- Stern L, Iqbal N, Seshadri P, Chicano KL, Daily DA, McGrory J, Williams M, Gracely EJ, Samaha FF: The Effects of Low-Carbohydrate versus Conventional Weight Loss Diets in Severely Obese Adults: One-Year Follow-up of a Randomized Trial. Ann Intern Med. 2004, 140: 778-785.View ArticleGoogle Scholar
- Foster-Powell K, Holt SH, Brand-Miller JC: International table of glycemic index and glycemic load values: 2002. Am J Clin Nutr. 2002, 76: 5-56.Google Scholar
- Venn BJ, Wallace AJ, Monro JA, Perry T, Brown R, Frampton C, Green TJ: The glycemic load estimated from the glycemic index does not differ greatly from that measured using a standard curve in healthy volunteers. J Nutr. 2006, 136: 1377-1381.Google Scholar

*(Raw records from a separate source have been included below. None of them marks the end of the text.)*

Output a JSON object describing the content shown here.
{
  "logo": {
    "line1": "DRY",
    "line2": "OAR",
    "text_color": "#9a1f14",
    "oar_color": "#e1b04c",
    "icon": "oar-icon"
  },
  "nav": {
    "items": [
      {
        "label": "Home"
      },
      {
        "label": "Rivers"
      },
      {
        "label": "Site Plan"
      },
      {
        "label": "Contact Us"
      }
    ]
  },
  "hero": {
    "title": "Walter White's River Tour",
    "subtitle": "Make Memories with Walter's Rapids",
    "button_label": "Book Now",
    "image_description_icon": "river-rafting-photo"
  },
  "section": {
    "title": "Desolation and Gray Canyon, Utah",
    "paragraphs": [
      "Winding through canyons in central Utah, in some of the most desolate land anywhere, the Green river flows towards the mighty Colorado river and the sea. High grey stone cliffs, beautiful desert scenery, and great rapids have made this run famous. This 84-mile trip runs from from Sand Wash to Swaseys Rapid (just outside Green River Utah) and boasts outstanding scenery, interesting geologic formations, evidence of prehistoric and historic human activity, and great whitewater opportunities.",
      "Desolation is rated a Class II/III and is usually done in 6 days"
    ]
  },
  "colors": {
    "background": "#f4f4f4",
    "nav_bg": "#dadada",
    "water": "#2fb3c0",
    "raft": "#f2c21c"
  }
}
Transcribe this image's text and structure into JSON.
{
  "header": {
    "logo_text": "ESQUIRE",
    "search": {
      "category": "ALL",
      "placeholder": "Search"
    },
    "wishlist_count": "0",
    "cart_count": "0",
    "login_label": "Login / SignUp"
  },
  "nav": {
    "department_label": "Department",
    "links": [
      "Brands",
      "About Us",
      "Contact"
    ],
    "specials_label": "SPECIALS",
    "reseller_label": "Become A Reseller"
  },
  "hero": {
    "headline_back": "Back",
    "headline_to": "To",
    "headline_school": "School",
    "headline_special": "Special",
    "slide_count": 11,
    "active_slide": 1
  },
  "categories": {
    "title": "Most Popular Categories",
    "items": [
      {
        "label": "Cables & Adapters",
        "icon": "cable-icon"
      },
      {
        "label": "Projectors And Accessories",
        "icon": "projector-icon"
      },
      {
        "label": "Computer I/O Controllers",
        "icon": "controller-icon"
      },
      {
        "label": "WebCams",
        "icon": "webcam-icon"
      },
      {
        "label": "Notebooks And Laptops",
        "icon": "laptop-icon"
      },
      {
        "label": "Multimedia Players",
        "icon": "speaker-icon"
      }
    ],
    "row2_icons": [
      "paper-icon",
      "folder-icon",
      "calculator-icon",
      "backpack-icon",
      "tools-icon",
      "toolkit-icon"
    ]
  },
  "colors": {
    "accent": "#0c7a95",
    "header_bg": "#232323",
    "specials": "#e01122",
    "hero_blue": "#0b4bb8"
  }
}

- Jenkins DJA, Wolever TMS, Taylor RH, Barker HM, Fielden H, Baldwin JM, Bowling AC, Newman HC, Jenkins AL, Goff DV: Glycemic index of foods: a physiological basis for carbohydrate exchange. Am J Clin Nutr. 1981, 34: 362-366.Google Scholar
- Anfinsen JR, Wolever T, Spolar M, Hitchner E, Wolff PD: Methods and systems for determining and controlling glycemic responses. US Patent Application No. 20040043106, August 28, 2002Google Scholar
- Wolever TMS, Vorster HH, Björk I, Brand-Miller J, Brighenti F, Mann JI, Ramdath DD, Granfeldt Y, Holt S, Perry TL, Venter C, Wu X: Determination of the glycaemic index of foods: interlaboratory study. Eur J Clin Nutr. 2003, 57: 475-482. 10.1038/sj.ejcn.1601551.View ArticleGoogle Scholar
- Wolever TMS, Bolognesi C: Source and amount of carbohydrate affect postprandial glucose and insulin in normal subjects. J Nutr. 1996, 126: 2798-2806.Google Scholar
- Burnham KP, Anderson DR: Model selection and multimodel inference – a practial information-theoretic approach. 2002, New York: Springer, 2Google Scholar
- Bland JM, Altman DG: Statistical methods for assessing agreement between two methods of clinical measurement. Lancet. 1986, i: 307-310.View ArticleGoogle Scholar
- Wolever TMS, Nuttall FQ, Lee R, Wong GS, Josse RG, Csima A, Jenkins DJA: Prediction of the relative blood glucose response of mixed meals using the white bread glycemic index. Diabetes Care. 1985, 8: 418-428.View ArticleGoogle Scholar
- Brouns F, Bjorck I, Frayn KN, Gibbs AL, Lang V, Slama G, Wolever TMS: Glycaemic index methodology. Nutr Res Rev. 2005, 18: 145-171. 10.1079/NRR2005100.View ArticleGoogle Scholar
- Monro J: Expressing the glycaemic potency of foods. Proc Nut Soc. 2005, 64: 115-122. 10.1079/PNS2004401.View ArticleGoogle Scholar

## Copyright

This article is published under license to BioMed Central Ltd. This is an Open Access article distributed under the terms of the Creative Commons Attribution License (http://creativecommons.org/licenses/by/2.0), which permits unrestricted use, distribution, and reproduction in any medium, provided the original work is properly cited.